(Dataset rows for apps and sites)
■ ■ ■ ■ ■
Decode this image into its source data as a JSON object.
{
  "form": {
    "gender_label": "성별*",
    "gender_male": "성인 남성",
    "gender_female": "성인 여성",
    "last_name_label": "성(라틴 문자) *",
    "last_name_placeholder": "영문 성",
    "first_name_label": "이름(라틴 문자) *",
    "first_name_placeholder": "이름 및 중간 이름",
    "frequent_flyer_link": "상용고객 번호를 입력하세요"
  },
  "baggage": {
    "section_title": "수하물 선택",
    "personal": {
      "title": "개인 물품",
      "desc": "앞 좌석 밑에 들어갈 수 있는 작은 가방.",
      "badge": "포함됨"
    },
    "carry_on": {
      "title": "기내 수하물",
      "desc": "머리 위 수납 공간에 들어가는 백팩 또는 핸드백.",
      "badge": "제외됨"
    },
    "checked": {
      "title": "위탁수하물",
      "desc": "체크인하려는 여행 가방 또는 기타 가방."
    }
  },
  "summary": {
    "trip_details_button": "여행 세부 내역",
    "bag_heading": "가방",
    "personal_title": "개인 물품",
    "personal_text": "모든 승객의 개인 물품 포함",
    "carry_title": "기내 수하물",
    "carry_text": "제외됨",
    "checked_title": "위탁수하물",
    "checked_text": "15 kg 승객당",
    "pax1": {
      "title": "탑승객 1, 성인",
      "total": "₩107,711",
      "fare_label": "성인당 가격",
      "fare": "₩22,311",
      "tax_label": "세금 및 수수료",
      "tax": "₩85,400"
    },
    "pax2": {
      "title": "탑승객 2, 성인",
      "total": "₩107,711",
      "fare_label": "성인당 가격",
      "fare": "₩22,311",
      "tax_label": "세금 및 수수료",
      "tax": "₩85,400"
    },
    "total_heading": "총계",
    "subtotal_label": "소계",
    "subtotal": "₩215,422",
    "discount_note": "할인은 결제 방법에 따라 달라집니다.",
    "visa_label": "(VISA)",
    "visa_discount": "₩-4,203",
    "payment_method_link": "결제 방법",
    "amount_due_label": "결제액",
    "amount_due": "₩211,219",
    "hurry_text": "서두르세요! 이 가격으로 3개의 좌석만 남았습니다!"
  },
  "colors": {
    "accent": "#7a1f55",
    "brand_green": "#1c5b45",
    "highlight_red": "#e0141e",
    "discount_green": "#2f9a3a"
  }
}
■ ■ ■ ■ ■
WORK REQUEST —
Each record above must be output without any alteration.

RESPONSE TO THE EXERCISE —
Decode this image into its source data as a JSON object.
{
  "form": {
    "gender_label": "성별*",
    "gender_male": "성인 남성",
    "gender_female": "성인 여성",
    "last_name_label": "성(라틴 문자) *",
    "last_name_placeholder": "영문 성",
    "first_name_label": "이름(라틴 문자) *",
    "first_name_placeholder": "이름 및 중간 이름",
    "frequent_flyer_link": "상용고객 번호를 입력하세요"
  },
  "baggage": {
    "section_title": "수하물 선택",
    "personal": {
      "title": "개인 물품",
      "desc": "앞 좌석 밑에 들어갈 수 있는 작은 가방.",
      "badge": "포함됨"
    },
    "carry_on": {
      "title": "기내 수하물",
      "desc": "머리 위 수납 공간에 들어가는 백팩 또는 핸드백.",
      "badge": "제외됨"
    },
    "checked": {
      "title": "위탁수하물",
      "desc": "체크인하려는 여행 가방 또는 기타 가방."
    }
  },
  "summary": {
    "trip_details_button": "여행 세부 내역",
    "bag_heading": "가방",
    "personal_title": "개인 물품",
    "personal_text": "모든 승객의 개인 물품 포함",
    "carry_title": "기내 수하물",
    "carry_text": "제외됨",
    "checked_title": "위탁수하물",
    "checked_text": "15 kg 승객당",
    "pax1": {
      "title": "탑승객 1, 성인",
      "total": "₩107,711",
      "fare_label": "성인당 가격",
      "fare": "₩22,311",
      "tax_label": "세금 및 수수료",
      "tax": "₩85,400"
    },
    "pax2": {
      "title": "탑승객 2, 성인",
      "total": "₩107,711",
      "fare_label": "성인당 가격",
      "fare": "₩22,311",
      "tax_label": "세금 및 수수료",
      "tax": "₩85,400"
    },
    "total_heading": "총계",
    "subtotal_label": "소계",
    "subtotal": "₩215,422",
    "discount_note": "할인은 결제 방법에 따라 달라집니다.",
    "visa_label": "(VISA)",
    "visa_discount": "₩-4,203",
    "payment_method_link": "결제 방법",
    "amount_due_label": "결제액",
    "amount_due": "₩211,219",
    "hurry_text": "서두르세요! 이 가격으로 3개의 좌석만 남았습니다!"
  },
  "colors": {
    "accent": "#7a1f55",
    "brand_green": "#1c5b45",
    "highlight_red": "#e0141e",
    "discount_green": "#2f9a3a"
  }
}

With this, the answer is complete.